Celebrated Japanese architect and founder of the Metabolism Movement, Kisho Kurokawa, died Friday of heart failure. He was 73.

He leaves behind a legacy of post-war Japanese architecture.

Kurokawa was well known as a patron for renewable architecture – creating buildings and city plans in parts that could be adapted and replaced.

The Metabolism Movement, which aspired to this, came to full bloom in the 1970s under his theory of ‘symbiosis’, moving from the ‘Age of Machine Principle’ to the ‘Age of Life Principle’, a concept Kurokawa said brought together different persons, cultures, theories and lifestyles.

With this understanding, Kurokawa designed the National Ethnological Museum, the Nagoya City Art Museum, the Hiroshima City Museum of Contemporary Art, Toyota Stadium and more, all in Japan.

Kurokawa also created the Tea House and Japanese Garden of Frank Lloyd Write Foundation in the US, Maggies Centre in the UK, New Kumming Airport City in China and Pacific Tower in Paris.

He received the Gold Medal from France’s Academy of Architecture in 1986 and was recognised in his home country with the 48th Japan Art Academy Award in 1992 – Japan’s highest award for art and architecture.

He was also the first Japanese architect to become an Honorary Fellow of the Royal Institute of British Architects and the Union of Architects in Bulgaria.

Kurokawa, who saw many Japanese buildings destroyed during the war, has said in interviews his interest in architecture came from a desire to create a liveable city.

During the war Kurokawa lived with his grandfather in a tea room outside of war-torn Nagoya where, according to a report in the LA Times, a lot of his sensibilities in design were born. He also prescribed to Buddhist beliefs.

The report also says Kurokawa was also one of the first architects to use computers in design in a quest to merge science with history.

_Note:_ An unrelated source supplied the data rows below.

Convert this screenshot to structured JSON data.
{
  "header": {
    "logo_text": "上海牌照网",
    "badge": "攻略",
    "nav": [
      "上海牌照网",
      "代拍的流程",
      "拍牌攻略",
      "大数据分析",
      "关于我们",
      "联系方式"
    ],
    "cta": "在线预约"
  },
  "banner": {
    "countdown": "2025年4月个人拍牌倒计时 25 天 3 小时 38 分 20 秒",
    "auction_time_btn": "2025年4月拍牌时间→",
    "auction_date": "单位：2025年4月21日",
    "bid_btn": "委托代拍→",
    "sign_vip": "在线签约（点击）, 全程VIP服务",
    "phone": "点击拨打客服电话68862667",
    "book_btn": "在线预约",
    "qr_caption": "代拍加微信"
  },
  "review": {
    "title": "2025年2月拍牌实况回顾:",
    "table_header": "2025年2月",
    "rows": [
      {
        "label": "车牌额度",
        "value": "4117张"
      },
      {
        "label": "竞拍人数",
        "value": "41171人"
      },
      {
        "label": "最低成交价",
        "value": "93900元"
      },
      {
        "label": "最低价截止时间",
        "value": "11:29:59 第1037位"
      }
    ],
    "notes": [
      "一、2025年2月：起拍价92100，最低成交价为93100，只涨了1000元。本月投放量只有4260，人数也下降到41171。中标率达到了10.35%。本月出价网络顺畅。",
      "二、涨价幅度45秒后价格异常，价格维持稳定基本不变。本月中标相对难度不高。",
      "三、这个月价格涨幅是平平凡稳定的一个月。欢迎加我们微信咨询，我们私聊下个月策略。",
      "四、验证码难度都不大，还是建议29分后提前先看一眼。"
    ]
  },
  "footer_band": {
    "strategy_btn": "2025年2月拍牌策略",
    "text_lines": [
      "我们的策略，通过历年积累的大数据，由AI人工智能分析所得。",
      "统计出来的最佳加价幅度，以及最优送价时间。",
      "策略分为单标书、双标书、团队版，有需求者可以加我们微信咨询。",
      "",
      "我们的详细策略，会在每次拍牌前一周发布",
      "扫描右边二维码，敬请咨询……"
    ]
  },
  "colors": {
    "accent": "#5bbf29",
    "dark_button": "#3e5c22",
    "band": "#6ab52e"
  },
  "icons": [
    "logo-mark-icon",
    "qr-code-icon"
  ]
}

May this year, Kisho Kurokawa Architecture & Associations opened its first US office.

By Penny Jones